Beyond small snafus, technology didn’t hinder the recent graduates’ experiences. In fact, most say the virtual setting brought a much wider audience than if they’d done the defense in person.
Aldo Anzures Tapia, who completed the Education Linguistics program in the Graduate School of Education, focuses on early childhood education in Indigenous contexts in Mexico. Family, friends, peers, and professors joined his online discussion, as did people from the town where he conducted his fieldwork. “After a defense, you want to hug people and you want to celebrate. In my case, it was just closing the computer,” he says. But “it did warm my heart to see so many people.”
For Douglas Guilbeault, who earned his Ph.D. from the Annenberg School for Communication, the remote defense provided a way to share with the important people in his life what he had spent the past five years doing.
“It’s the most significant and meaningful project I’ve ever done,” says Guilbeault, who starts as an assistant professor at the University of California, Berkeley, in July. “It was really special for me to think that all these people from different times in my life could hear about it at the same time. Everyone was in the same virtual room. It was cool to have that.”
Such a moment was unlike any Peter Dodson had experienced in nearly four decades of mentoring Ph.D. students. Carter and Erynn Johnson, his final two mentees, both defended their dissertations virtually to substantial audiences. “I was pleasantly surprised at how well both went,” says Dodson, who has appointments in the School of Veterinary Medicine and the School of Arts & Sciences. “Young people are more adept at technology than some of us old dinosaurs are, but both students are very good speakers and each gave the best presentations that they’ve ever given.”
Tarbi describes the experience as a “crazy blending of all worlds,” of committee members and professors, family members and friends from college, even nursing colleagues listening in from clinics, masks firmly in place.
Doctoral students, who take years to finish their degree, rely on peers, family, friends, faculty, and administrators along the way. But in light of pandemic-related circumstances beyond anyone’s control, the students’ support networks seem to have pushed even harder to ensure a smooth process.
Guilbeault mentions Annenberg’s assistant dean for graduate studies, Joanne Murray, who worked out all the technical kinks leading up to his defense. Tarbi recalls how her advisor, Penn Nursing’s Salimah Meghani, graciously answered five frantic emails the week leading up to hers. Carter’s family and friends held a surprise virtual party for her after she finished.
“The thesis was exhausting, but the parties after were also exhausting,” she says. “What a great complaint to have.”
And all still got to celebrate being called a doctor for the first time. Tarbi’s committee members left the public Blue Jeans room where she’d given her presentation and moved to a private room to discuss the talk. When the consultation finished, she and her committee reentered the room. “Welcome Dr. Tarbi,” said Meghani. Everyone cheered and clapped; Tarbi cut a cake on screen.
“Leading up to the defense, I had so much anxiety.
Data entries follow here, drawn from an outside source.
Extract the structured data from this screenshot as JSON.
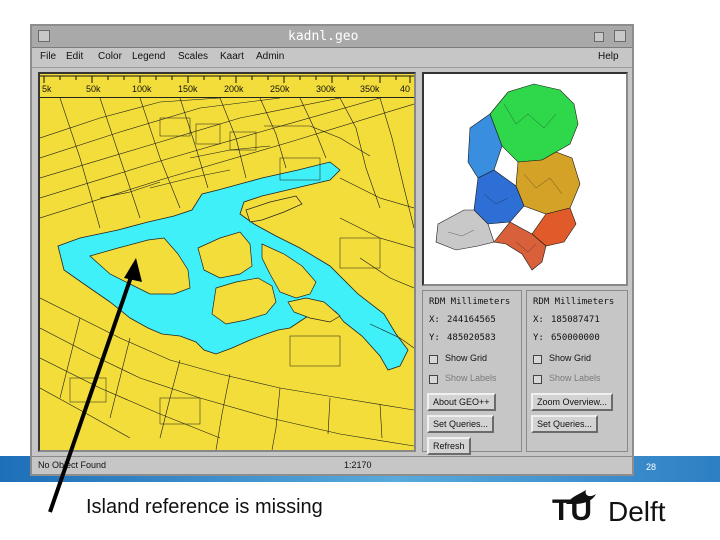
{
  "window": {
    "title": "kadnl.geo",
    "menu": [
      "File",
      "Edit",
      "Color",
      "Legend",
      "Scales",
      "Kaart",
      "Admin"
    ],
    "help": "Help"
  },
  "map": {
    "scale_labels": [
      "5k",
      "50k",
      "100k",
      "150k",
      "200k",
      "250k",
      "300k",
      "350k",
      "40"
    ]
  },
  "panels": {
    "left": {
      "title": "RDM Millimeters",
      "x_label": "X:",
      "x_value": "244164565",
      "y_label": "Y:",
      "y_value": "485020583",
      "show_grid": "Show Grid",
      "show_labels": "Show Labels",
      "buttons": [
        "About GEO++",
        "Set Queries...",
        "Refresh"
      ]
    },
    "right": {
      "title": "RDM Millimeters",
      "x_label": "X:",
      "x_value": "185087471",
      "y_label": "Y:",
      "y_value": "650000000",
      "show_grid": "Show Grid",
      "show_labels": "Show Labels",
      "buttons": [
        "Zoom Overview...",
        "Set Queries..."
      ]
    }
  },
  "status": {
    "message": "No Object Found",
    "scale": "1:2170"
  },
  "slide": {
    "page_number": "28",
    "caption": "Island reference is missing",
    "logo_tu": "TU",
    "logo_delft": "Delft"
  },
  "colors": {
    "map_background": "#f3dd3a",
    "water": "#3ff0f8",
    "footer_band": "#1d6fb8"
  }
}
Initially I was grieving the loss of this big ceremony I’d been looking forward to. But I adapted to it because there are so many things we’re grieving right now,” she says. “Then I had a lot of anxiety about the technology, which I think was displaced anxiety I would have had no matter what. On the day of, though, it was amazing.”